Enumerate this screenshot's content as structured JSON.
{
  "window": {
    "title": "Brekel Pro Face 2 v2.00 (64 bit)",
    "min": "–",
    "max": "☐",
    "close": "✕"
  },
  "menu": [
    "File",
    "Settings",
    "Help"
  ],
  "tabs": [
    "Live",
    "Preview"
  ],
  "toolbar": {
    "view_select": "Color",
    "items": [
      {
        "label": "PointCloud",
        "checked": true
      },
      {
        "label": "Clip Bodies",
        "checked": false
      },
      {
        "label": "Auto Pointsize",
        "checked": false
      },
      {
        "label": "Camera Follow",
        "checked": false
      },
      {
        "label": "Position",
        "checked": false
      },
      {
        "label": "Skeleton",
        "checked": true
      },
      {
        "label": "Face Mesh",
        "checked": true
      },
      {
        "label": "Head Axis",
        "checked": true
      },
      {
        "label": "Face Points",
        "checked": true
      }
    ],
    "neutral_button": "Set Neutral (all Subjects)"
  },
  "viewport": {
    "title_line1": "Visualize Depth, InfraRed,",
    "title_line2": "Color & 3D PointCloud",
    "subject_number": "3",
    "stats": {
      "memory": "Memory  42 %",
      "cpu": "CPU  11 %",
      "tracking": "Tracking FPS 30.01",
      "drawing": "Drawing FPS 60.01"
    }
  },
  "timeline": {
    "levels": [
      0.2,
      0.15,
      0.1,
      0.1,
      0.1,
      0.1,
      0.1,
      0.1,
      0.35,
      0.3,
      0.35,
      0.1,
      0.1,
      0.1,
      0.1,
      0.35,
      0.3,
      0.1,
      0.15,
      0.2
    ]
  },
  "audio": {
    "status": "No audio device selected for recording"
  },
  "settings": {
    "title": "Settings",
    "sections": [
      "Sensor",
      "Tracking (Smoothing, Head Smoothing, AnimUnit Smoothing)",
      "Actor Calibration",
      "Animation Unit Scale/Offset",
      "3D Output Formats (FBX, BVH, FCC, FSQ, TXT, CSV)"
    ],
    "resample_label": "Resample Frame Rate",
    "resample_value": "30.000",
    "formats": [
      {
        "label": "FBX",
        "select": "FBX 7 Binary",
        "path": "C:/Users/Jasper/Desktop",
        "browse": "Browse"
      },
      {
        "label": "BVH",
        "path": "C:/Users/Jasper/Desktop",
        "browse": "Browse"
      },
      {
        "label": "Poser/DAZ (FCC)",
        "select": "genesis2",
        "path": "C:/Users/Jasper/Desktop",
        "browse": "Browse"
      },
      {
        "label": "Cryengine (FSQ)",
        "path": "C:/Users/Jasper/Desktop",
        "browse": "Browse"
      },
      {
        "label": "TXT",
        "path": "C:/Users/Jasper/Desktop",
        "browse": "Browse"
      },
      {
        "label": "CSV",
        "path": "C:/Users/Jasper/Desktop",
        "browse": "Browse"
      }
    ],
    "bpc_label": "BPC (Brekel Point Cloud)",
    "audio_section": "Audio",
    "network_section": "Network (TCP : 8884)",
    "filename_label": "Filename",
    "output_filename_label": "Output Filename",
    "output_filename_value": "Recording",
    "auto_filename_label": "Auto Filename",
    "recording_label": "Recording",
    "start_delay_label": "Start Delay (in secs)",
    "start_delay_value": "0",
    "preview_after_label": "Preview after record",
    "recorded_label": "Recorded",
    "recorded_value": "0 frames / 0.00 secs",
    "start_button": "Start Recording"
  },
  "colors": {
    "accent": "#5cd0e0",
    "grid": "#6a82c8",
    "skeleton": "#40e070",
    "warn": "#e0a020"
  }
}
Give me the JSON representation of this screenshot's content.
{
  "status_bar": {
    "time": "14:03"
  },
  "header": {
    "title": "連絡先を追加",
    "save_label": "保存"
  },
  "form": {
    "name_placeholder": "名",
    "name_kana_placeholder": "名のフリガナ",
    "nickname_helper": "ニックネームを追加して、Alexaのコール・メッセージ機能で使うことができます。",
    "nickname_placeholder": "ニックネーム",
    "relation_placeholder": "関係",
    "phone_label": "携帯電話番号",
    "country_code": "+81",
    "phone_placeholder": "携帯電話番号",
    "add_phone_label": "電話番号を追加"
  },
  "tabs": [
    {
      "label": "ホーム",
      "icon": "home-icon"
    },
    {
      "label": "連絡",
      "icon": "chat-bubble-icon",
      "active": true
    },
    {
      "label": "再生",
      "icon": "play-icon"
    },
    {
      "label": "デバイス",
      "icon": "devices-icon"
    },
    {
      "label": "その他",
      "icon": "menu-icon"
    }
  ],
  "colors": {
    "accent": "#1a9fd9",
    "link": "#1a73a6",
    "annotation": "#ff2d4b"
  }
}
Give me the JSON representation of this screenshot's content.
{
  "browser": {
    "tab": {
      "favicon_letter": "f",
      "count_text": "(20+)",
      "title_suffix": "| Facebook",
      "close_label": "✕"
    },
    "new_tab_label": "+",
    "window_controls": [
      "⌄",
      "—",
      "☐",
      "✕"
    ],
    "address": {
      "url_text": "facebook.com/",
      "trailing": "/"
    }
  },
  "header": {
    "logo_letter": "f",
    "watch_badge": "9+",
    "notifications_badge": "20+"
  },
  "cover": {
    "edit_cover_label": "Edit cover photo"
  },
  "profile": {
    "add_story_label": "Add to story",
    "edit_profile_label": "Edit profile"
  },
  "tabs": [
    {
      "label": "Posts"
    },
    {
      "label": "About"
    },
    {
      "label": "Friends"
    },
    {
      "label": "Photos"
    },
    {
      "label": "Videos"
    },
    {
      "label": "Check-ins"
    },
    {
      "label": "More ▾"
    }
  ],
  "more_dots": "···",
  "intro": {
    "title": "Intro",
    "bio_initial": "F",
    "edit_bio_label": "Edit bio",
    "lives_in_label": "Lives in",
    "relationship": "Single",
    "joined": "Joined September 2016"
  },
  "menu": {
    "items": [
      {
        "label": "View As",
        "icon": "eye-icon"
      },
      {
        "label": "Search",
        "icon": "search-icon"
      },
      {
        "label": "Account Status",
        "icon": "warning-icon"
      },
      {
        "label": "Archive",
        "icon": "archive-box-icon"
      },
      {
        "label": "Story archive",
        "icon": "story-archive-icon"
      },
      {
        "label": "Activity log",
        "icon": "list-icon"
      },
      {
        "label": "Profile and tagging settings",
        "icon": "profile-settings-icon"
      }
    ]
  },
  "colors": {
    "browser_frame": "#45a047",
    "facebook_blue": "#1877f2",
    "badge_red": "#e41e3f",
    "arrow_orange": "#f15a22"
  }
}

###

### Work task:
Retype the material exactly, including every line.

### Solved exercise:
Enumerate this screenshot's content as structured JSON.
{
  "window": {
    "title": "Brekel Pro Face 2 v2.00 (64 bit)",
    "min": "–",
    "max": "☐",
    "close": "✕"
  },
  "menu": [
    "File",
    "Settings",
    "Help"
  ],
  "tabs": [
    "Live",
    "Preview"
  ],
  "toolbar": {
    "view_select": "Color",
    "items": [
      {
        "label": "PointCloud",
        "checked": true
      },
      {
        "label": "Clip Bodies",
        "checked": false
      },
      {
        "label": "Auto Pointsize",
        "checked": false
      },
      {
        "label": "Camera Follow",
        "checked": false
      },
      {
        "label": "Position",
        "checked": false
      },
      {
        "label": "Skeleton",
        "checked": true
      },
      {
        "label": "Face Mesh",
        "checked": true
      },
      {
        "label": "Head Axis",
        "checked": true
      },
      {
        "label": "Face Points",
        "checked": true
      }
    ],
    "neutral_button": "Set Neutral (all Subjects)"
  },
  "viewport": {
    "title_line1": "Visualize Depth, InfraRed,",
    "title_line2": "Color & 3D PointCloud",
    "subject_number": "3",
    "stats": {
      "memory": "Memory  42 %",
      "cpu": "CPU  11 %",
      "tracking": "Tracking FPS 30.01",
      "drawing": "Drawing FPS 60.01"
    }
  },
  "timeline": {
    "levels": [
      0.2,
      0.15,
      0.1,
      0.1,
      0.1,
      0.1,
      0.1,
      0.1,
      0.35,
      0.3,
      0.35,
      0.1,
      0.1,
      0.1,
      0.1,
      0.35,
      0.3,
      0.1,
      0.15,
      0.2
    ]
  },
  "audio": {
    "status": "No audio device selected for recording"
  },
  "settings": {
    "title": "Settings",
    "sections": [
      "Sensor",
      "Tracking (Smoothing, Head Smoothing, AnimUnit Smoothing)",
      "Actor Calibration",
      "Animation Unit Scale/Offset",
      "3D Output Formats (FBX, BVH, FCC, FSQ, TXT, CSV)"
    ],
    "resample_label": "Resample Frame Rate",
    "resample_value": "30.000",
    "formats": [
      {
        "label": "FBX",
        "select": "FBX 7 Binary",
        "path": "C:/Users/Jasper/Desktop",
        "browse": "Browse"
      },
      {
        "label": "BVH",
        "path": "C:/Users/Jasper/Desktop",
        "browse": "Browse"
      },
      {
        "label": "Poser/DAZ (FCC)",
        "select": "genesis2",
        "path": "C:/Users/Jasper/Desktop",
        "browse": "Browse"
      },
      {
        "label": "Cryengine (FSQ)",
        "path": "C:/Users/Jasper/Desktop",
        "browse": "Browse"
      },
      {
        "label": "TXT",
        "path": "C:/Users/Jasper/Desktop",
        "browse": "Browse"
      },
      {
        "label": "CSV",
        "path": "C:/Users/Jasper/Desktop",
        "browse": "Browse"
      }
    ],
    "bpc_label": "BPC (Brekel Point Cloud)",
    "audio_section": "Audio",
    "network_section": "Network (TCP : 8884)",
    "filename_label": "Filename",
    "output_filename_label": "Output Filename",
    "output_filename_value": "Recording",
    "auto_filename_label": "Auto Filename",
    "recording_label": "Recording",
    "start_delay_label": "Start Delay (in secs)",
    "start_delay_value": "0",
    "preview_after_label": "Preview after record",
    "recorded_label": "Recorded",
    "recorded_value": "0 frames / 0.00 secs",
    "start_button": "Start Recording"
  },
  "colors": {
    "accent": "#5cd0e0",
    "grid": "#6a82c8",
    "skeleton": "#40e070",
    "warn": "#e0a020"
  }
}
Give me the JSON representation of this screenshot's content.
{
  "status_bar": {
    "time": "14:03"
  },
  "header": {
    "title": "連絡先を追加",
    "save_label": "保存"
  },
  "form": {
    "name_placeholder": "名",
    "name_kana_placeholder": "名のフリガナ",
    "nickname_helper": "ニックネームを追加して、Alexaのコール・メッセージ機能で使うことができます。",
    "nickname_placeholder": "ニックネーム",
    "relation_placeholder": "関係",
    "phone_label": "携帯電話番号",
    "country_code": "+81",
    "phone_placeholder": "携帯電話番号",
    "add_phone_label": "電話番号を追加"
  },
  "tabs": [
    {
      "label": "ホーム",
      "icon": "home-icon"
    },
    {
      "label": "連絡",
      "icon": "chat-bubble-icon",
      "active": true
    },
    {
      "label": "再生",
      "icon": "play-icon"
    },
    {
      "label": "デバイス",
      "icon": "devices-icon"
    },
    {
      "label": "その他",
      "icon": "menu-icon"
    }
  ],
  "colors": {
    "accent": "#1a9fd9",
    "link": "#1a73a6",
    "annotation": "#ff2d4b"
  }
}
Give me the JSON representation of this screenshot's content.
{
  "browser": {
    "tab": {
      "favicon_letter": "f",
      "count_text": "(20+)",
      "title_suffix": "| Facebook",
      "close_label": "✕"
    },
    "new_tab_label": "+",
    "window_controls": [
      "⌄",
      "—",
      "☐",
      "✕"
    ],
    "address": {
      "url_text": "facebook.com/",
      "trailing": "/"
    }
  },
  "header": {
    "logo_letter": "f",
    "watch_badge": "9+",
    "notifications_badge": "20+"
  },
  "cover": {
    "edit_cover_label": "Edit cover photo"
  },
  "profile": {
    "add_story_label": "Add to story",
    "edit_profile_label": "Edit profile"
  },
  "tabs": [
    {
      "label": "Posts"
    },
    {
      "label": "About"
    },
    {
      "label": "Friends"
    },
    {
      "label": "Photos"
    },
    {
      "label": "Videos"
    },
    {
      "label": "Check-ins"
    },
    {
      "label": "More ▾"
    }
  ],
  "more_dots": "···",
  "intro": {
    "title": "Intro",
    "bio_initial": "F",
    "edit_bio_label": "Edit bio",
    "lives_in_label": "Lives in",
    "relationship": "Single",
    "joined": "Joined September 2016"
  },
  "menu": {
    "items": [
      {
        "label": "View As",
        "icon": "eye-icon"
      },
      {
        "label": "Search",
        "icon": "search-icon"
      },
      {
        "label": "Account Status",
        "icon": "warning-icon"
      },
      {
        "label": "Archive",
        "icon": "archive-box-icon"
      },
      {
        "label": "Story archive",
        "icon": "story-archive-icon"
      },
      {
        "label": "Activity log",
        "icon": "list-icon"
      },
      {
        "label": "Profile and tagging settings",
        "icon": "profile-settings-icon"
      }
    ]
  },
  "colors": {
    "browser_frame": "#45a047",
    "facebook_blue": "#1877f2",
    "badge_red": "#e41e3f",
    "arrow_orange": "#f15a22"
  }
}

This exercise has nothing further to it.